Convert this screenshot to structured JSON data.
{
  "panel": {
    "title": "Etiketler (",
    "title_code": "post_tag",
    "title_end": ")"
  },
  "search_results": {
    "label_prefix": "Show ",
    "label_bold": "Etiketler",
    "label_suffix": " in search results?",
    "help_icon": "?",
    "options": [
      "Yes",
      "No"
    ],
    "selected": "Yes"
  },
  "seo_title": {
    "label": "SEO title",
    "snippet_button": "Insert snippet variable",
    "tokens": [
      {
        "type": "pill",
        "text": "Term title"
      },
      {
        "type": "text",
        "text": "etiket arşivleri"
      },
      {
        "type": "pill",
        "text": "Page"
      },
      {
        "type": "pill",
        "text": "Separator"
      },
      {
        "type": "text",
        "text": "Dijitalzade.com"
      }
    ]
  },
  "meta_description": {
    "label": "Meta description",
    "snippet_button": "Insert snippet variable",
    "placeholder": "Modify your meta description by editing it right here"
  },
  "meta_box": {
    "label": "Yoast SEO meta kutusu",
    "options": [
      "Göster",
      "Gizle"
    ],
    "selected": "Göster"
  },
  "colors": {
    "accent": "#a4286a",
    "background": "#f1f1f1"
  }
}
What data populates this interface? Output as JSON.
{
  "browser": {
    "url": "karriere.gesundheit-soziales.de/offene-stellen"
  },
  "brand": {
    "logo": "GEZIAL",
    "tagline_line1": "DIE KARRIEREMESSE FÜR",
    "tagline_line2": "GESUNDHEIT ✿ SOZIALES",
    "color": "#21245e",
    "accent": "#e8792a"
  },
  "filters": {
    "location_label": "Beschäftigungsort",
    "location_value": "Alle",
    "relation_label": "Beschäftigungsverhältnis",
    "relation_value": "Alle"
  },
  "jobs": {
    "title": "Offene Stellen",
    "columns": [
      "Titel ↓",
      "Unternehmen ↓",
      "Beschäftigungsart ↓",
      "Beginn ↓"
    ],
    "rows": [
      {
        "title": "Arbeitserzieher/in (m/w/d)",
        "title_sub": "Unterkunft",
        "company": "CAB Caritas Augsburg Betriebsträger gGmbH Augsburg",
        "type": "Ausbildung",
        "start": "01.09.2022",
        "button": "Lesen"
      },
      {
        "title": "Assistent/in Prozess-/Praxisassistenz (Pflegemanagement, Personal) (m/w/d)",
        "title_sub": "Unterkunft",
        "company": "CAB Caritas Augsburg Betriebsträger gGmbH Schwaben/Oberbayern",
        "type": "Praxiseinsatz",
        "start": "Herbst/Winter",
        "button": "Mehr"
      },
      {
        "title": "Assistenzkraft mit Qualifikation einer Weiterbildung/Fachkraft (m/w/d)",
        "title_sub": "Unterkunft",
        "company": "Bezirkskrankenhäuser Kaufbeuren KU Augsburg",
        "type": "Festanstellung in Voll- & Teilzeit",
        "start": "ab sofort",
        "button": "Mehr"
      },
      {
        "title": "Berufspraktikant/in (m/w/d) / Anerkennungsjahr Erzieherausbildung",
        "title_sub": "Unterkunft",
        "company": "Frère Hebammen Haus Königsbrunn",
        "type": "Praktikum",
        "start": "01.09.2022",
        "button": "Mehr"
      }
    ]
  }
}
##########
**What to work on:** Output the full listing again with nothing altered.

**Answer to the exercise:**
Convert this screenshot to structured JSON data.
{
  "panel": {
    "title": "Etiketler (",
    "title_code": "post_tag",
    "title_end": ")"
  },
  "search_results": {
    "label_prefix": "Show ",
    "label_bold": "Etiketler",
    "label_suffix": " in search results?",
    "help_icon": "?",
    "options": [
      "Yes",
      "No"
    ],
    "selected": "Yes"
  },
  "seo_title": {
    "label": "SEO title",
    "snippet_button": "Insert snippet variable",
    "tokens": [
      {
        "type": "pill",
        "text": "Term title"
      },
      {
        "type": "text",
        "text": "etiket arşivleri"
      },
      {
        "type": "pill",
        "text": "Page"
      },
      {
        "type": "pill",
        "text": "Separator"
      },
      {
        "type": "text",
        "text": "Dijitalzade.com"
      }
    ]
  },
  "meta_description": {
    "label": "Meta description",
    "snippet_button": "Insert snippet variable",
    "placeholder": "Modify your meta description by editing it right here"
  },
  "meta_box": {
    "label": "Yoast SEO meta kutusu",
    "options": [
      "Göster",
      "Gizle"
    ],
    "selected": "Göster"
  },
  "colors": {
    "accent": "#a4286a",
    "background": "#f1f1f1"
  }
}
What data populates this interface? Output as JSON.
{
  "browser": {
    "url": "karriere.gesundheit-soziales.de/offene-stellen"
  },
  "brand": {
    "logo": "GEZIAL",
    "tagline_line1": "DIE KARRIEREMESSE FÜR",
    "tagline_line2": "GESUNDHEIT ✿ SOZIALES",
    "color": "#21245e",
    "accent": "#e8792a"
  },
  "filters": {
    "location_label": "Beschäftigungsort",
    "location_value": "Alle",
    "relation_label": "Beschäftigungsverhältnis",
    "relation_value": "Alle"
  },
  "jobs": {
    "title": "Offene Stellen",
    "columns": [
      "Titel ↓",
      "Unternehmen ↓",
      "Beschäftigungsart ↓",
      "Beginn ↓"
    ],
    "rows": [
      {
        "title": "Arbeitserzieher/in (m/w/d)",
        "title_sub": "Unterkunft",
        "company": "CAB Caritas Augsburg Betriebsträger gGmbH Augsburg",
        "type": "Ausbildung",
        "start": "01.09.2022",
        "button": "Lesen"
      },
      {
        "title": "Assistent/in Prozess-/Praxisassistenz (Pflegemanagement, Personal) (m/w/d)",
        "title_sub": "Unterkunft",
        "company": "CAB Caritas Augsburg Betriebsträger gGmbH Schwaben/Oberbayern",
        "type": "Praxiseinsatz",
        "start": "Herbst/Winter",
        "button": "Mehr"
      },
      {
        "title": "Assistenzkraft mit Qualifikation einer Weiterbildung/Fachkraft (m/w/d)",
        "title_sub": "Unterkunft",
        "company": "Bezirkskrankenhäuser Kaufbeuren KU Augsburg",
        "type": "Festanstellung in Voll- & Teilzeit",
        "start": "ab sofort",
        "button": "Mehr"
      },
      {
        "title": "Berufspraktikant/in (m/w/d) / Anerkennungsjahr Erzieherausbildung",
        "title_sub": "Unterkunft",
        "company": "Frère Hebammen Haus Königsbrunn",
        "type": "Praktikum",
        "start": "01.09.2022",
        "button": "Mehr"
      }
    ]
  }
}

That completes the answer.